Exercise aim: Return the data below unchanged, without images.

Data for processing:
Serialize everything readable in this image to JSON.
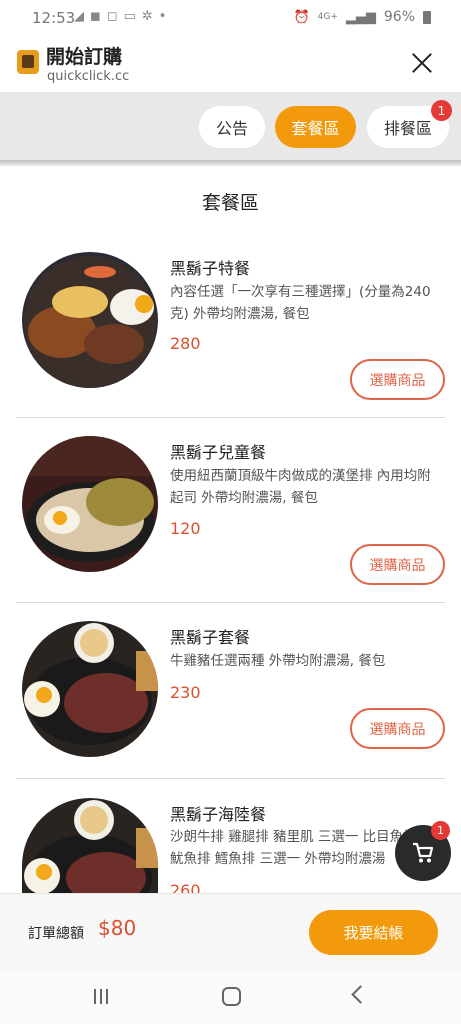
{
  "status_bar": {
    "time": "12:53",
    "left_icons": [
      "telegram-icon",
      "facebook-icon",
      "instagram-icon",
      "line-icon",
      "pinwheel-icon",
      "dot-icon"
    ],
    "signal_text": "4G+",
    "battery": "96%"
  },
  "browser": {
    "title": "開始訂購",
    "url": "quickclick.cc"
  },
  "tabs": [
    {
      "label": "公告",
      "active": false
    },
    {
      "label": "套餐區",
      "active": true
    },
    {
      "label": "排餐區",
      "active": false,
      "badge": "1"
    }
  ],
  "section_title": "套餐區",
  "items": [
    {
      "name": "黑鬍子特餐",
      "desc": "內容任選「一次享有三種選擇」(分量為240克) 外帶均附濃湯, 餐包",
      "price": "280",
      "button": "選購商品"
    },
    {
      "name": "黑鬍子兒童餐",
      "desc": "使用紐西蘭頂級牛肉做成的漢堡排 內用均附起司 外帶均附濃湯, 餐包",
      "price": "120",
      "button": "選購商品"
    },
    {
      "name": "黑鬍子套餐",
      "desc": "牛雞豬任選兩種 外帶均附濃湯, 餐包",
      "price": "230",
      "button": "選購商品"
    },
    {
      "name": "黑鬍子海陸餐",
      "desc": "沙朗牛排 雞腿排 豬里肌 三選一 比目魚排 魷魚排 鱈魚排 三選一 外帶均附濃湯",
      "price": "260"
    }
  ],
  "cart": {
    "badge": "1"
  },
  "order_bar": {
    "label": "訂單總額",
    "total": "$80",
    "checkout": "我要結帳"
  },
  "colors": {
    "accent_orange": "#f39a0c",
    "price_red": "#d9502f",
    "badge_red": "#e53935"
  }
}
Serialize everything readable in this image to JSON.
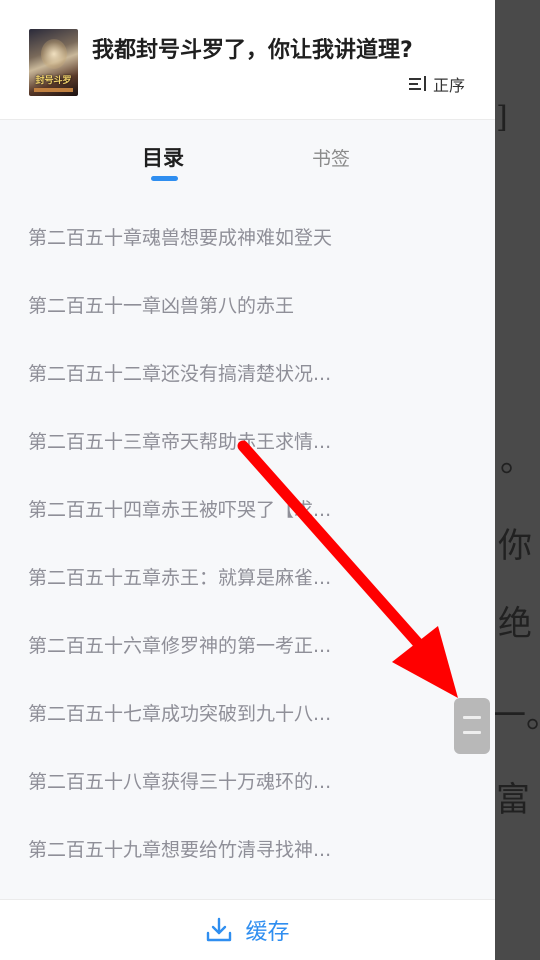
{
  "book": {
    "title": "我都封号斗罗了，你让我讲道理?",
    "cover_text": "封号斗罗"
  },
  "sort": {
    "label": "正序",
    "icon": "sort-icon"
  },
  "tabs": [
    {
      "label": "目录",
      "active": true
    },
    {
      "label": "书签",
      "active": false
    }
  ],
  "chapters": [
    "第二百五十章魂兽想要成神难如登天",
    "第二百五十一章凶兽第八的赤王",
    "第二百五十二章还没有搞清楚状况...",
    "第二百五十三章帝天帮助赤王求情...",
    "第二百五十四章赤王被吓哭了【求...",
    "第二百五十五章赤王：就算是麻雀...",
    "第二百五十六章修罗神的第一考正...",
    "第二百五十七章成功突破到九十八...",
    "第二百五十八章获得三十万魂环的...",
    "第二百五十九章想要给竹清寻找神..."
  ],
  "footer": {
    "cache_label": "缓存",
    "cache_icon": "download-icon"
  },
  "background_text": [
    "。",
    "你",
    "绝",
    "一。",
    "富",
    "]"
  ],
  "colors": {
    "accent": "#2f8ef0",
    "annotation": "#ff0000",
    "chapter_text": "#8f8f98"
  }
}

Response to the exercise:
Serialize everything readable in this image to JSON.
{
  "status_bar": {
    "time": "12:53",
    "left_icons": [
      "telegram-icon",
      "facebook-icon",
      "instagram-icon",
      "line-icon",
      "pinwheel-icon",
      "dot-icon"
    ],
    "signal_text": "4G+",
    "battery": "96%"
  },
  "browser": {
    "title": "開始訂購",
    "url": "quickclick.cc"
  },
  "tabs": [
    {
      "label": "公告",
      "active": false
    },
    {
      "label": "套餐區",
      "active": true
    },
    {
      "label": "排餐區",
      "active": false,
      "badge": "1"
    }
  ],
  "section_title": "套餐區",
  "items": [
    {
      "name": "黑鬍子特餐",
      "desc": "內容任選「一次享有三種選擇」(分量為240克) 外帶均附濃湯, 餐包",
      "price": "280",
      "button": "選購商品"
    },
    {
      "name": "黑鬍子兒童餐",
      "desc": "使用紐西蘭頂級牛肉做成的漢堡排 內用均附起司 外帶均附濃湯, 餐包",
      "price": "120",
      "button": "選購商品"
    },
    {
      "name": "黑鬍子套餐",
      "desc": "牛雞豬任選兩種 外帶均附濃湯, 餐包",
      "price": "230",
      "button": "選購商品"
    },
    {
      "name": "黑鬍子海陸餐",
      "desc": "沙朗牛排 雞腿排 豬里肌 三選一 比目魚排 魷魚排 鱈魚排 三選一 外帶均附濃湯",
      "price": "260"
    }
  ],
  "cart": {
    "badge": "1"
  },
  "order_bar": {
    "label": "訂單總額",
    "total": "$80",
    "checkout": "我要結帳"
  },
  "colors": {
    "accent_orange": "#f39a0c",
    "price_red": "#d9502f",
    "badge_red": "#e53935"
  }
}
Serialize everything readable in this image to JSON.
{
  "book": {
    "title": "我都封号斗罗了，你让我讲道理?",
    "cover_text": "封号斗罗"
  },
  "sort": {
    "label": "正序",
    "icon": "sort-icon"
  },
  "tabs": [
    {
      "label": "目录",
      "active": true
    },
    {
      "label": "书签",
      "active": false
    }
  ],
  "chapters": [
    "第二百五十章魂兽想要成神难如登天",
    "第二百五十一章凶兽第八的赤王",
    "第二百五十二章还没有搞清楚状况...",
    "第二百五十三章帝天帮助赤王求情...",
    "第二百五十四章赤王被吓哭了【求...",
    "第二百五十五章赤王：就算是麻雀...",
    "第二百五十六章修罗神的第一考正...",
    "第二百五十七章成功突破到九十八...",
    "第二百五十八章获得三十万魂环的...",
    "第二百五十九章想要给竹清寻找神..."
  ],
  "footer": {
    "cache_label": "缓存",
    "cache_icon": "download-icon"
  },
  "background_text": [
    "。",
    "你",
    "绝",
    "一。",
    "富",
    "]"
  ],
  "colors": {
    "accent": "#2f8ef0",
    "annotation": "#ff0000",
    "chapter_text": "#8f8f98"
  }
}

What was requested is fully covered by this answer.